#7: The Giver and Receiver Are Unknown to Each Other: for Maimonides, this way of giving insures the receiver complete dignity and forces the giver to let go of control of where the gift goes. Ideally, this would be the role of foundation giving. Unfortunately that is rarely the case. Again, this is a role for taxes.
#6: Gives Only After Being Asked: this person gives cheerfully, but does not think of giving unless a request has been made. I don’t know why this one is so far down in Maimonides list because, as a fundraiser, #6 is our basic premise. In study after study, when people are asked to consider why they made their last donation, 80% will say, “Someone asked me.” People who give when they are asked are my kind of folks!

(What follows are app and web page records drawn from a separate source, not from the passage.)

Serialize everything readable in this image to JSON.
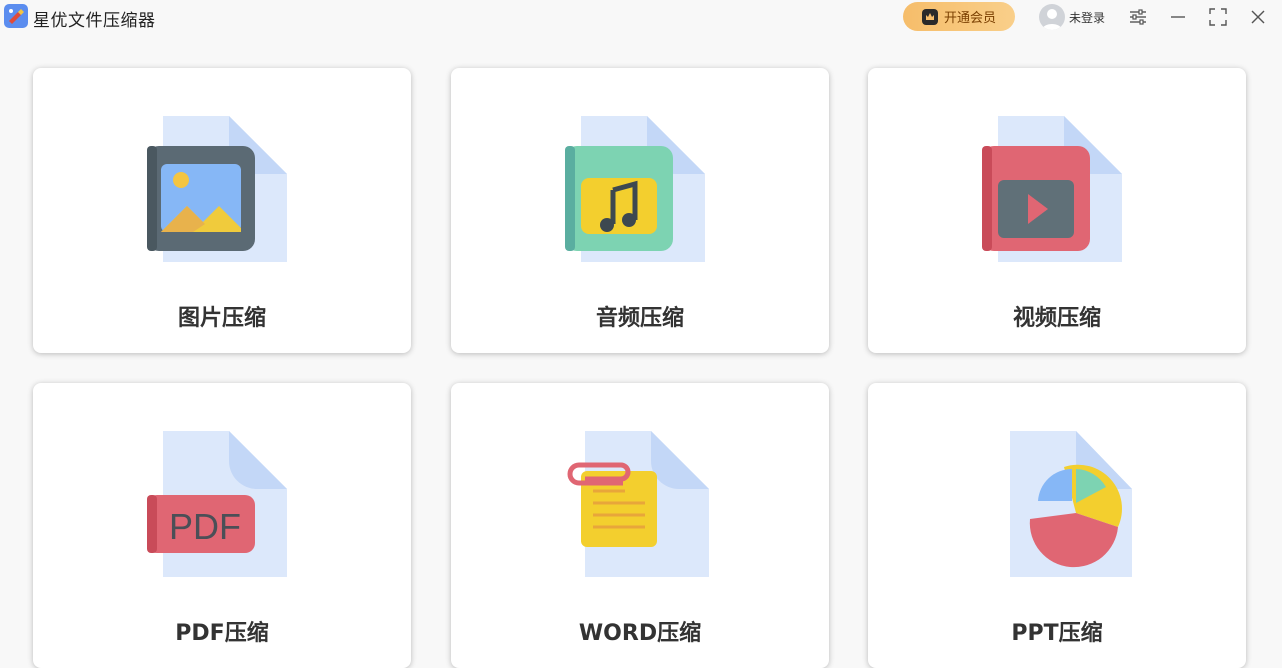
{
  "app": {
    "title": "星优文件压缩器"
  },
  "header": {
    "vip_label": "开通会员",
    "user_label": "未登录"
  },
  "icons": {
    "logo": "app-logo-icon",
    "vip": "crown-icon",
    "avatar": "user-avatar-icon",
    "settings": "sliders-icon",
    "minimize": "minimize-icon",
    "maximize": "maximize-icon",
    "close": "close-icon"
  },
  "colors": {
    "vip_gradient_start": "#f6bd6a",
    "vip_gradient_end": "#f9cf8a",
    "doc_back": "#dce8fb",
    "doc_fold": "#c3d7f7"
  },
  "tools": [
    {
      "label": "图片压缩",
      "icon": "image-file-icon"
    },
    {
      "label": "音频压缩",
      "icon": "audio-file-icon"
    },
    {
      "label": "视频压缩",
      "icon": "video-file-icon"
    },
    {
      "label": "PDF压缩",
      "icon": "pdf-file-icon"
    },
    {
      "label": "WORD压缩",
      "icon": "word-file-icon"
    },
    {
      "label": "PPT压缩",
      "icon": "ppt-file-icon"
    }
  ]
}
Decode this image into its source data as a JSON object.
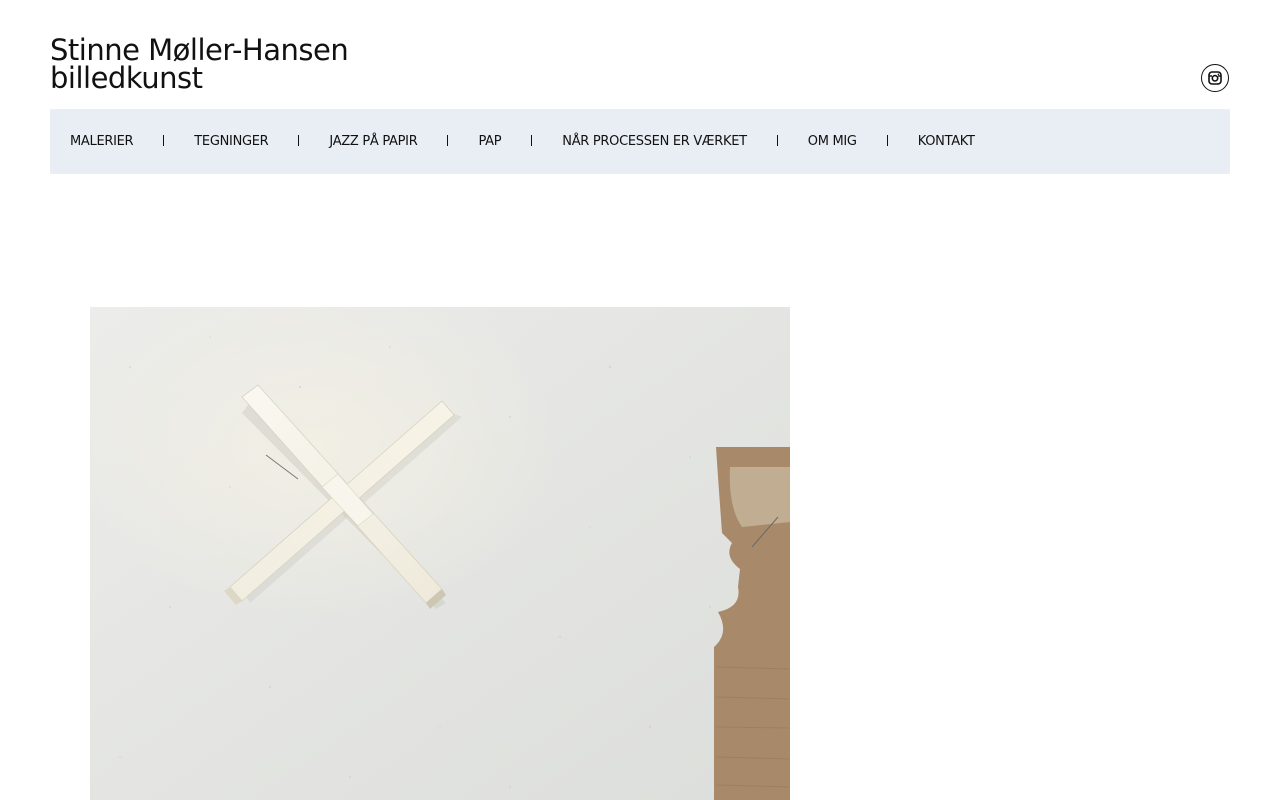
{
  "site": {
    "title_line1": "Stinne Møller-Hansen",
    "title_line2": "billedkunst"
  },
  "social": {
    "icon": "instagram-icon"
  },
  "nav": {
    "items": [
      {
        "label": "MALERIER"
      },
      {
        "label": "TEGNINGER"
      },
      {
        "label": "JAZZ PÅ PAPIR"
      },
      {
        "label": "PAP"
      },
      {
        "label": "NÅR PROCESSEN ER VÆRKET"
      },
      {
        "label": "OM MIG"
      },
      {
        "label": "KONTAKT"
      }
    ]
  },
  "colors": {
    "nav_background": "#e9eef5",
    "text": "#111111",
    "background": "#ffffff"
  }
}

#5: Gives Before Being Asked: When you give someone money who hasn’t asked for it, your intention may be good, but the result can be to embarrass the receiver. I see this one way more commonly with advice—“Have you tried?” “Have you thought of?” “Maybe you should consider?”
#4: Giver Does Not Know Receiver, but the Receiver knows the Giver and #3: Receiver does not know the Giver but the Giver knows the Receiver: Smack in the middle of his list is a balancing act. Suppose I know the identity of an anonymous donor, but that person does not know I know. Do I tell her? Do I tell others until almost everyone knows except the donor? Do I keep the secret? Suppose I pay off a friend’s debt without him knowing? What does that do to my friendship? I am carrying a secret from my friend which concerns my friend. I think Maimonides may have put these in the middle to show how we must be constantly examining our motives, both as givers and receivers, particularly since most people in real life are both.
#2: The Giver and Receiver are Unknown to Each Other: I am glad this is #2, the “we try harder” of the ladder. Certainly there are far worse descriptions of fair and just tax policy than this.
#1: Help a Person Help Him or Herself: Prevent poverty by creating a society in which people don’t have to ask. Maimonides left it there, but clearly a society without poverty frees up all voluntary giving for all kinds of other pursuits: arts, culture, continuing education, expanded libraries and community centers, the list goes on. More important is that people can ask for what they think will make their communities more livable and their lives more joyful. Asking and giving will still be present, but more as a dialogue than a power struggle between the haves and the have nots. So the highest form of giving is not as much about giving as about how a society is structured.